All of us are prone to thoughts of retribution on occasion. (We're people, not puppies, after all.) So in the interest of avenging oneself in the safest possible manner, allow me to make several suggestions:
Kill them with kindness: Rather than take your best potshot, turn on the saccharine and keep your adversaries guessing. "It's more important to just be able to cope with someone," says Julie Jansen, author of "You Want Me to Work With Who? Eleven Keys to a Stress-Free, Satisfying, and Successful Work Life."
"If someone knows they did sometime terrible to you, like stole your idea and presented it as their own, they're always going to be waiting for the other shoe to drop if you're ultra nice to them," she says.
Outshine the competition: Color me petty, but even after talking with Tripp, I remain a fan of the "working harder to show up the competition" tactic, especially if a co-worker has gone out of his way to cut you down in front of clients or management.

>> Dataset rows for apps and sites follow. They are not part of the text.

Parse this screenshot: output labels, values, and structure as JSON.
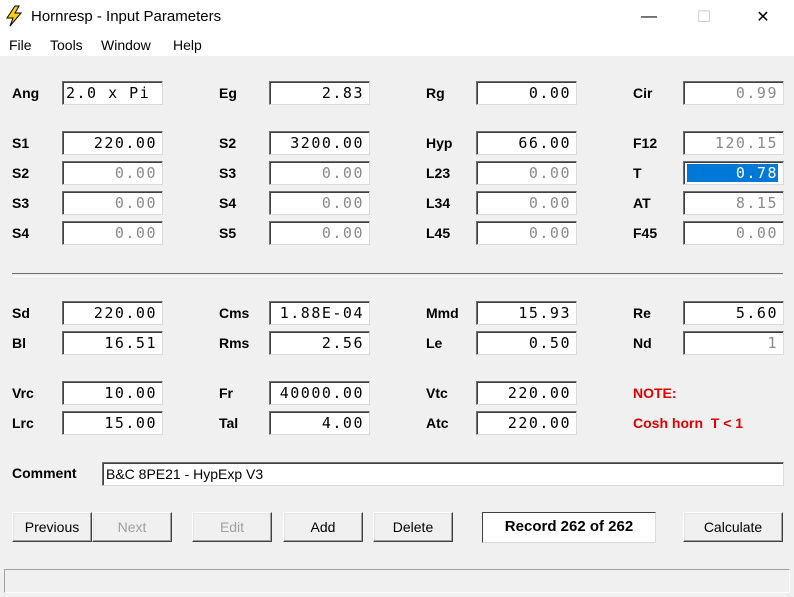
{
  "window": {
    "title": "Hornresp - Input Parameters",
    "minimize": "—",
    "maximize": "☐",
    "close": "✕"
  },
  "menu": [
    "File",
    "Tools",
    "Window",
    "Help"
  ],
  "params": {
    "Ang": "2.0 x Pi",
    "Eg": "2.83",
    "Rg": "0.00",
    "Cir": "0.99",
    "S1": "220.00",
    "S2": "3200.00",
    "Hyp": "66.00",
    "F12": "120.15",
    "S2b": "0.00",
    "S3": "0.00",
    "L23": "0.00",
    "T": "0.78",
    "S3b": "0.00",
    "S4": "0.00",
    "L34": "0.00",
    "AT": "8.15",
    "S4b": "0.00",
    "S5": "0.00",
    "L45": "0.00",
    "F45": "0.00",
    "Sd": "220.00",
    "Cms": "1.88E-04",
    "Mmd": "15.93",
    "Re": "5.60",
    "Bl": "16.51",
    "Rms": "2.56",
    "Le": "0.50",
    "Nd": "1",
    "Vrc": "10.00",
    "Fr": "40000.00",
    "Vtc": "220.00",
    "Lrc": "15.00",
    "Tal": "4.00",
    "Atc": "220.00"
  },
  "labels": {
    "Ang": "Ang",
    "Eg": "Eg",
    "Rg": "Rg",
    "Cir": "Cir",
    "S1": "S1",
    "S2": "S2",
    "Hyp": "Hyp",
    "F12": "F12",
    "S2b": "S2",
    "S3": "S3",
    "L23": "L23",
    "T": "T",
    "S3b": "S3",
    "S4": "S4",
    "L34": "L34",
    "AT": "AT",
    "S4b": "S4",
    "S5": "S5",
    "L45": "L45",
    "F45": "F45",
    "Sd": "Sd",
    "Cms": "Cms",
    "Mmd": "Mmd",
    "Re": "Re",
    "Bl": "Bl",
    "Rms": "Rms",
    "Le": "Le",
    "Nd": "Nd",
    "Vrc": "Vrc",
    "Fr": "Fr",
    "Vtc": "Vtc",
    "Lrc": "Lrc",
    "Tal": "Tal",
    "Atc": "Atc",
    "Comment": "Comment"
  },
  "note": {
    "title": "NOTE:",
    "text": "Cosh horn  T < 1"
  },
  "comment": "B&C 8PE21 - HypExp V3",
  "buttons": {
    "previous": "Previous",
    "next": "Next",
    "edit": "Edit",
    "add": "Add",
    "delete": "Delete",
    "calculate": "Calculate"
  },
  "record": "Record 262 of 262",
  "colors": {
    "selection": "#0078d7",
    "note": "#e00000",
    "disabled_text": "#8a8a8a"
  }
}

If you're predisposed to hard work anyway, and you're not doing anything to countersabotage the initial offender, what's the harm in showing your nemesis who's really boss?
Move on: If the worst happens and you lose your job, don't retaliate. Take a pen from the supply room on your way out if you must, but don't conveniently "forget" to return the $2,500 laptop and don't e-mail a computer virus to the entire company.
"If you think it's not going to come back to haunt you, you're wrong," says Jackie Valent, who is director of human resources in the Milwaukee office of accounting giant Deloitte and has worked in HR for 20 years. "Things get around, especially if you work in a small industry or a small city. You need to weigh the implication on your long-term career."
A better strategy is to "take a hard, introspective look at yourself and see if there's something you can improve," says Jansen, especially if getting the boot is an ongoing occurrence in your work life. If you can't get feedback from your employer (as will frequently be the case), ask a handful of trusted friends and colleagues to weigh in.
After all, the best revenge is moving on to bigger and better, not festering in some jail cell because you took a blow torch to the CEO's Mercedes.
This work is the opinion of the columnist and in no way reflects the opinion of ABC News.
Michelle Goodman is a freelance journalist, author and former cubicle dweller. Her books -- "The Anti 9-to-5 Guide: Practical Career Advice for Women Who Think Outside the Cube" and "My So-Called Freelance Life: How to Survive and Thrive as a Creative Professional for Hire" (October 2008) -- offer an irreverent take on the traditional career guide. More tips on career change, flex work and the freelance life can be found on her blog, Anti9to5Guide.com